Liberty Flames quarterback Malik Willis may have been one of the five most-hyped prospects ahead of the 2021 season and was largely projected to be the first or second quarterback taken in the 2022 NFL Draft for a period of time.
But there have been a number of red flags in Willis’ game. He started off the season strong as both a runner and a passer, looking like the true dual-threat he was advertised to be, but he began to falter and become inconsistent throwing the ball and never really picked himself back up. Willis had three separate games in which he threw three interceptions this season against less-than-fantastic secondaries that don’t even begin to resemble the type of competition he will face at the NFL level (Ole Miss, ULM, MTSU) and finished the season-closer against Army with a dismal stat line: 52.2% completion percentage, one touchdown, and one interception.
Overall this season, Willis completed 194-of-315 passes (61.6%) for 2,626 yards with 24 touchdowns and 12 interceptions. Even if you’re just box score scouting, it’s easy to see that there is room for Willis to grow as a passer and perhaps that he’s not always making the best decision. What does this boil down to?
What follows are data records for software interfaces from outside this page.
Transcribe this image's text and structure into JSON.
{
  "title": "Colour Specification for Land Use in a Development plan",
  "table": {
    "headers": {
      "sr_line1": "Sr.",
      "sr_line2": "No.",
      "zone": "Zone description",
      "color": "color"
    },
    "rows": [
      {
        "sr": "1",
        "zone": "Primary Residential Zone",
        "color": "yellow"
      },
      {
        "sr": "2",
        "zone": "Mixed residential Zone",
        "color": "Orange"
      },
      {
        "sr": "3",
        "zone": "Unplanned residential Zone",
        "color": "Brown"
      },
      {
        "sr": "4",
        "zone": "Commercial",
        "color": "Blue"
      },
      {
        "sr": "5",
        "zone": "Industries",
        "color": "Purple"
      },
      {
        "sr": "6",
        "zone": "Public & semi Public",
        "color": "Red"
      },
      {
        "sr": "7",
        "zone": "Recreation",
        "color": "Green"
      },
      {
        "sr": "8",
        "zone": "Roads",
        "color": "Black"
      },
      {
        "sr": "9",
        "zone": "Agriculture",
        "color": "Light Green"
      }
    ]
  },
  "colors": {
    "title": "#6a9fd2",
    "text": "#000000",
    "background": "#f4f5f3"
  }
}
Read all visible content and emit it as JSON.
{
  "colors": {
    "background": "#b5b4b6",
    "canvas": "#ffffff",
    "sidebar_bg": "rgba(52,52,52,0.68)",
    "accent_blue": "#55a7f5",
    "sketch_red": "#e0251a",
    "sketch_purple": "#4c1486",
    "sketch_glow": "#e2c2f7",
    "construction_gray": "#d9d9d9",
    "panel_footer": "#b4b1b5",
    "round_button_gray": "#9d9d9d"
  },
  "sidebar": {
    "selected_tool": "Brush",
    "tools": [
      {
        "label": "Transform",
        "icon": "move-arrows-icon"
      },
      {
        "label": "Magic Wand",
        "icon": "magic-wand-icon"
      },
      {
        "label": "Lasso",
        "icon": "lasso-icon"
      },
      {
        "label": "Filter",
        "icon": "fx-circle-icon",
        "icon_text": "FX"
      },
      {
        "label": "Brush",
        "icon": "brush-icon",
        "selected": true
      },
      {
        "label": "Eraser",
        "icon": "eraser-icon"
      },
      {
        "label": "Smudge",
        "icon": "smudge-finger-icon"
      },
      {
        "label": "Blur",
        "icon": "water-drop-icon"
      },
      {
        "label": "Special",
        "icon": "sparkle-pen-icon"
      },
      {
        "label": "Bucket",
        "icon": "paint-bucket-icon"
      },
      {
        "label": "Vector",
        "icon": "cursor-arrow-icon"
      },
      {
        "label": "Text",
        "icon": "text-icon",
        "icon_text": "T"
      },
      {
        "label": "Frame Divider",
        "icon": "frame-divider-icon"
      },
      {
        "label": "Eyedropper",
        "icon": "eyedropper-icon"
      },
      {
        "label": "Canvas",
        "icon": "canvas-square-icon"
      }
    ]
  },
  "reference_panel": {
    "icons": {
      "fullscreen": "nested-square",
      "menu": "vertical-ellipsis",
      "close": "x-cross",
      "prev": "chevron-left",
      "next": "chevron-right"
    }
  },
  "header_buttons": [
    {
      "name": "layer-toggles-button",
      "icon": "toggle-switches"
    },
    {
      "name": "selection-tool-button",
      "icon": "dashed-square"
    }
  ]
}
We know about the raw physical traits—Willis may be the best quarterback and maybe even one of the best overall prospects where mobility, playmaking ability in his own right, and pure arm strength are concerned. But putting all of those things together, even if you are the Houdini of eluding rushers, does not make for an elite quarterback. In fact, just that without consistently accurate passing ability makes for a solid athlete at best and a developmental prospect that should go in the middle rounds of the draft.
But the time period for Willis to make some corrections has not come to a close—in a way it has just now opened. Willis and the Flames are set to play in the Lending Tree Bowl against Eastern Michigan, where Willis has the opportunity to bounce back as a passer and record one more solid performance in that area to add to his resume. Eastern Michigan has allowed an average of roughly 28 points per game this season and more than 430 yards, so Willis has some room to go to work—this does look like a situation where the Flames will come out on top.
Beyond this, Willis is also among the quarterbacks who are headed to the Senior Bowl after CFB’s bowl season is over, something that will give him the opportunity to show he can perform at a high level against different defensive competition and with supporting cast players from all over the country who bring different skill sets to the table.
Between the Lending Tree Bowl and the Senior Bowl though, the theme remains the same. Willis needs to stop trying to play so much hero ball with aggression—whether that’s using his legs when he should have thrown the ball or going for it all down the field when he should have dumped it off and let his receiver get upfield.
At the end of the day, a quarterback should first and foremost be elite at throwing the ball and that is just not something Willis had done to this point on a consistent basis. Showing that he can do that must be his primary focus moving forward.